Work item:
From the records below, copy every line that contains the word "Design".
(Exercise inputs begins)
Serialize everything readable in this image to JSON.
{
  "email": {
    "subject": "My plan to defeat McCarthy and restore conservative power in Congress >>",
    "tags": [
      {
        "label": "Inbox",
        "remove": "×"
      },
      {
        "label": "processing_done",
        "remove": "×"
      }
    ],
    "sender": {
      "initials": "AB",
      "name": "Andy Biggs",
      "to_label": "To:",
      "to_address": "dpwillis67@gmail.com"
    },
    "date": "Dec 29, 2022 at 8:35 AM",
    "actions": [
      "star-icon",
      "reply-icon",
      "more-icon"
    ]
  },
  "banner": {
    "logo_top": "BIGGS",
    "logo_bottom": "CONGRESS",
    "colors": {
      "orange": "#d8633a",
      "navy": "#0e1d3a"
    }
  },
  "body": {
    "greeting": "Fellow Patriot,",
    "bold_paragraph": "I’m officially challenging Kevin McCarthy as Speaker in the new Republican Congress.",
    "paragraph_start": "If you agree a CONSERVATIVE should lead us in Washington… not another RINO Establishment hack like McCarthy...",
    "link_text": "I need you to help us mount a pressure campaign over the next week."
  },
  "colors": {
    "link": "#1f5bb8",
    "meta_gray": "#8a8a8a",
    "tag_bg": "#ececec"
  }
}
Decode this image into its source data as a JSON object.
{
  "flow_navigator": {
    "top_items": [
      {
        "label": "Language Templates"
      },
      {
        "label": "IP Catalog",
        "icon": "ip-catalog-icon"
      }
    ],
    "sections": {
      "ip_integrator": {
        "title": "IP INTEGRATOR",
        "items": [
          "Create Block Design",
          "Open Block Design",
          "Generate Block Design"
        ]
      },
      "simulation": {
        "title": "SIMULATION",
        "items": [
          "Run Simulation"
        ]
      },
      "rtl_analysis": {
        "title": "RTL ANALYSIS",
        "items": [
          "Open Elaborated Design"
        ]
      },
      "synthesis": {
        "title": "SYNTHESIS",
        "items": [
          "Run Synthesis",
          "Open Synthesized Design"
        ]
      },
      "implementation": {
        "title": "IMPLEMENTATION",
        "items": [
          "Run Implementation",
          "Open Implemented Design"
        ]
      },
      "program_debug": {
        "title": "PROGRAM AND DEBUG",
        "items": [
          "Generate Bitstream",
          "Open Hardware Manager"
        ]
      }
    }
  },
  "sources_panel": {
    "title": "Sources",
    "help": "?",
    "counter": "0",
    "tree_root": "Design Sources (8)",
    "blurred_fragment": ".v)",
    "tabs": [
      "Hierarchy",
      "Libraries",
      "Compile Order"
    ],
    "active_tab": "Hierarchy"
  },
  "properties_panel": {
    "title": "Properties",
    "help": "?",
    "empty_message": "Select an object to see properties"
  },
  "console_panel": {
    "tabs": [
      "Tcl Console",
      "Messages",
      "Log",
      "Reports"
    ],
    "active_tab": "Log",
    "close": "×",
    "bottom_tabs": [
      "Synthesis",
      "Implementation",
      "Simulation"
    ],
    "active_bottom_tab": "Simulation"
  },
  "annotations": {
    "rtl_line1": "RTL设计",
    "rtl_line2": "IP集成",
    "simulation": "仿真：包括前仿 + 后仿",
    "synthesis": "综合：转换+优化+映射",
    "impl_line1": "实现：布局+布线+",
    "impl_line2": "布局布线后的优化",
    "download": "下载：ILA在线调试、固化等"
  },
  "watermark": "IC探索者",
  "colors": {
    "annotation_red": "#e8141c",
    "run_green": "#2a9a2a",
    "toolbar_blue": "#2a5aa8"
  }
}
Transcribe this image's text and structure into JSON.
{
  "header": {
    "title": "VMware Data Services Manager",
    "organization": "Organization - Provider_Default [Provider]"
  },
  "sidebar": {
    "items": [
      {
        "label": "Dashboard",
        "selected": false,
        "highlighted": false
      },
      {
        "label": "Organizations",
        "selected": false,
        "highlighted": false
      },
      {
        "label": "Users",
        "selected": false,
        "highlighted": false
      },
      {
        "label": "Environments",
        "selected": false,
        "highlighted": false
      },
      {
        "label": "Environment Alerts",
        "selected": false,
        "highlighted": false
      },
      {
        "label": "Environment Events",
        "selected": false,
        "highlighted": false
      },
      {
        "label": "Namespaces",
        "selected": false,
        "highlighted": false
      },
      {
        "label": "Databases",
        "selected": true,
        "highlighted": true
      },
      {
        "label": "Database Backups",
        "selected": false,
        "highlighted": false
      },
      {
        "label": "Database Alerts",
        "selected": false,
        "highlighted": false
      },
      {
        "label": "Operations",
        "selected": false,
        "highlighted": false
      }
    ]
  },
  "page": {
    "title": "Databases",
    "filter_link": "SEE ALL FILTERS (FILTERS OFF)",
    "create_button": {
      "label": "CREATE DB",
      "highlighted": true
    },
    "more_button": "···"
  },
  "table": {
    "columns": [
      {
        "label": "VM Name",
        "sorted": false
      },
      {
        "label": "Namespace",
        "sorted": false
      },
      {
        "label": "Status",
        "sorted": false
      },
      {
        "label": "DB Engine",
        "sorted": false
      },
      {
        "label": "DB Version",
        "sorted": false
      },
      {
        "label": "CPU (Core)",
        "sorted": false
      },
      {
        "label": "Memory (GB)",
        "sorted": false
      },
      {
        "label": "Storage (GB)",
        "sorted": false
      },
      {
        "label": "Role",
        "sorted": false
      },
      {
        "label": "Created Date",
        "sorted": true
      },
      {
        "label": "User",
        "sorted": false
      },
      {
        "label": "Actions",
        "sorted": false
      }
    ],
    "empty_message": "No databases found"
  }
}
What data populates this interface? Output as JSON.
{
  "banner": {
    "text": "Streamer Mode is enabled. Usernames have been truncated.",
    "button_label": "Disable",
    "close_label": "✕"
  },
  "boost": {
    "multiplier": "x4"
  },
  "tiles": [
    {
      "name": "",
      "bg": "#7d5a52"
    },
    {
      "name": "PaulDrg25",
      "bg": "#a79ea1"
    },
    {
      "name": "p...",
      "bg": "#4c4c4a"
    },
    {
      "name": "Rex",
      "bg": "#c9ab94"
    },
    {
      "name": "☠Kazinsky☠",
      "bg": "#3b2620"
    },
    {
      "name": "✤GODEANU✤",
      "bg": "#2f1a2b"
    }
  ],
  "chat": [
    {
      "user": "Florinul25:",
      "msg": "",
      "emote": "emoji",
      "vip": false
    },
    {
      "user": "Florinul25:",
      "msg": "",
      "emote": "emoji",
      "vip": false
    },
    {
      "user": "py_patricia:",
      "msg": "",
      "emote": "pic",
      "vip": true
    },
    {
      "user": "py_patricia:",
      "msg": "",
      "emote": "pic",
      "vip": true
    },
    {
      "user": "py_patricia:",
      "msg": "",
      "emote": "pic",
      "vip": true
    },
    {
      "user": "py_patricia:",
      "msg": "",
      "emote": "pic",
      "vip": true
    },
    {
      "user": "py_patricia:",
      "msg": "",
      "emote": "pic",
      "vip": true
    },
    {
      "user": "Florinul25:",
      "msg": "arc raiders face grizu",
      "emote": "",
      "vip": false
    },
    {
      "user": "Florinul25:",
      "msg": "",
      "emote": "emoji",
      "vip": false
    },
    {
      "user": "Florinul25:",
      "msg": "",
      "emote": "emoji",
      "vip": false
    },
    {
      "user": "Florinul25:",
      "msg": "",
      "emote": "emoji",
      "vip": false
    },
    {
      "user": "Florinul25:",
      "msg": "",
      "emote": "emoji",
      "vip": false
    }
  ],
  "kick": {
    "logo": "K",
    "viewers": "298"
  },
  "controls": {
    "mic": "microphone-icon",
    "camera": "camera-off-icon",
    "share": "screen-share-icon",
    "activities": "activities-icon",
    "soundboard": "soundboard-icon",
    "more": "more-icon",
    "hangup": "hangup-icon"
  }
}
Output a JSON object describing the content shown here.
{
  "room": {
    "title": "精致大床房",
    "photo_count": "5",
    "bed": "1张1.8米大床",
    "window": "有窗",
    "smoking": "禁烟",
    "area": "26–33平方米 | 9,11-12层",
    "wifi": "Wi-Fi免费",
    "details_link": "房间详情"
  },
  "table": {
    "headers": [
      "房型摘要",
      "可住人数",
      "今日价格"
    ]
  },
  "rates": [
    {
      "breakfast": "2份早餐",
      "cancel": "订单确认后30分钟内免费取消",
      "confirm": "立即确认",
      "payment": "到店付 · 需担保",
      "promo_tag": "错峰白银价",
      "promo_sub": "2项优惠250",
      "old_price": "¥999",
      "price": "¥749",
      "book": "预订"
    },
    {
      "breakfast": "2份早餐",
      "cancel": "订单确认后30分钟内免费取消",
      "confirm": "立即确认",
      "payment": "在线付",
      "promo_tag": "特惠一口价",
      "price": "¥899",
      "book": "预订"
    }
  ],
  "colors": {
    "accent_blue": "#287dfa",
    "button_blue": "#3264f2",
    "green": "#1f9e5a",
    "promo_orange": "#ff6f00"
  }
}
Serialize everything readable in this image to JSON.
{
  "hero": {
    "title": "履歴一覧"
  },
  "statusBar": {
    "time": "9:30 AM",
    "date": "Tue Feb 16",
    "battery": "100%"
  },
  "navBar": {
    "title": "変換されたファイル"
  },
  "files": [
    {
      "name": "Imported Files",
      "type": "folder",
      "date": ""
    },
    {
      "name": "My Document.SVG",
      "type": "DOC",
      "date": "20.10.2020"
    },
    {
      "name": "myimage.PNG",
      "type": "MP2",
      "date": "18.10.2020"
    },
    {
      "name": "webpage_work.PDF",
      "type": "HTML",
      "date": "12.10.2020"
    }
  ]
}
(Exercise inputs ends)
Response area:
          "Create Block Design",
          "Open Block Design",
          "Generate Block Design"
          "Open Elaborated Design"
          "Open Synthesized Design"
          "Open Implemented Design"
    "tree_root": "Design Sources (8)",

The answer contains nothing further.